> Again, is this in scope for CT? This issue exists in today’s infrastructure just as much (c.f. when people removed DigiNotar from trust lists).
The analysis needs to address what happens in response to detection of 
mis-issuance, so that the
community can decide if the burden of deploying a big system of this 
sort is justified by the
>> Absent a protocol (a so-called “gossip” protocol) that enables Monitors to verify that data from logs are consistent, CT does not provide protection against logs that may conspire with, or be victims of, attackers effecting certificate mis-issuance. Even when a gossip protocol is deployed, it is necessary to describe how the CT system will deal with a mis-behaving or compromised log. For example, will there be a mechanism to alert all TLS clients to reject SCTs issued by such a log.
> I believe this is the same question as at (*): who controls the list of trusted logs? One assumes that anybody doing so (e.g. Chrome) would also run a Monitor, and thus detect misissuances and remove said logs from their list the same way they would have removed DigiNotar.
Chrome is a browser; Google is the vendor. If a vendor operates a 
Monitor, it can detect some
types of mis-issuance where knowledge of Subject cert info is not 
needed. For example, if
the cert issuance criteria require a minimum of 1024-bit RSA keys, any 
Monitor can detect a
cert with a 512-bit key, and flag it as "bad." But, if one is trying to 
detect that a cert
for was issued to the wrong entity, one needs to have 
authoritative info about the
real cert, or knowledge that has never requested a cert. 
A browser vendor
would have that info for itself, but not for web sites in general. So, I 
disagree with your
analysis that anyone who runs a log, such as a browser vendor, is in a 
position to detect
the form of mis-issuance that I had assumed was the primary motivation 
for CT. I agree that
any entity running a log could choose to run a Monitor, but by itself, 
one Monitor cannot
necessarily discover a misbehaving log.
> I think a section specifying the actions of TLS clients should answer a lot of these questions. Such a section would say in part that clients must keep lists of CAs and log servers, maintained either by themselves or by a trusted third party, and that the signatures on the cert and the SCT should be from entities in the respective lists. Whoever maintains the list undertakes to remove both bad CAs and bad log servers if they are detected.
Yes, these are topics that should be addressed in the description of TLS 
client behavior.

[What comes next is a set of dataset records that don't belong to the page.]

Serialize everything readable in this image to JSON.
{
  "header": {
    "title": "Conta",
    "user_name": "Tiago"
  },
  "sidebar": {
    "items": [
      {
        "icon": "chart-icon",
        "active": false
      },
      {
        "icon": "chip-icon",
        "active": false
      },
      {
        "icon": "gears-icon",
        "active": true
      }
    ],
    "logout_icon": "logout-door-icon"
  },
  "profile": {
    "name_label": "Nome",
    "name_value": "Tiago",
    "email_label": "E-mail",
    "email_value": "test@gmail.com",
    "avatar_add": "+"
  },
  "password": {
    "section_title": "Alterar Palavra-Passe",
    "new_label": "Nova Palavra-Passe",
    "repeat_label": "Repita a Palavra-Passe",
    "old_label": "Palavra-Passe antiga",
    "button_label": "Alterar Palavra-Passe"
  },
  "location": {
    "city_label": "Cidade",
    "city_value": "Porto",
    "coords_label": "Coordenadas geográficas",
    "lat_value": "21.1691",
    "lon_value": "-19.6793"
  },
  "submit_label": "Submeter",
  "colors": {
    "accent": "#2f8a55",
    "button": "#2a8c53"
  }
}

>> Monitors also play a critical role in detecting certificate mis-issuance, for Subjects that have requested monitoring of their certificates. Thus Monitors represent another target for adversaries who wish to effect certificate mis-issuance. If a Monitor is compromised by, or is complicit with, an attacker, it will fail to alert a Subject to a mis-issued certificate targeting the Subject. This raises the question of whether a Subject needs to request certificate monitoring from multiple sources to guard against such failures.
> Subjects must choose a trusted Monitor because the Monitor is by definition the thing that watches the logs; they can do this themselves or they can delegate to a third party, in which case they rely on that party not to be compromised. This doesn’t seem particular to CT: if I install a burglar alarm either I have to monitor it, or I have to pay someone else to monitor it and trust them to respond if it goes off, or I have to accept that the alarm might be ignored.
Your analogy is reasonable. Nonetheless, the topic of trust in Monitors 
has a place in the
attack analysis.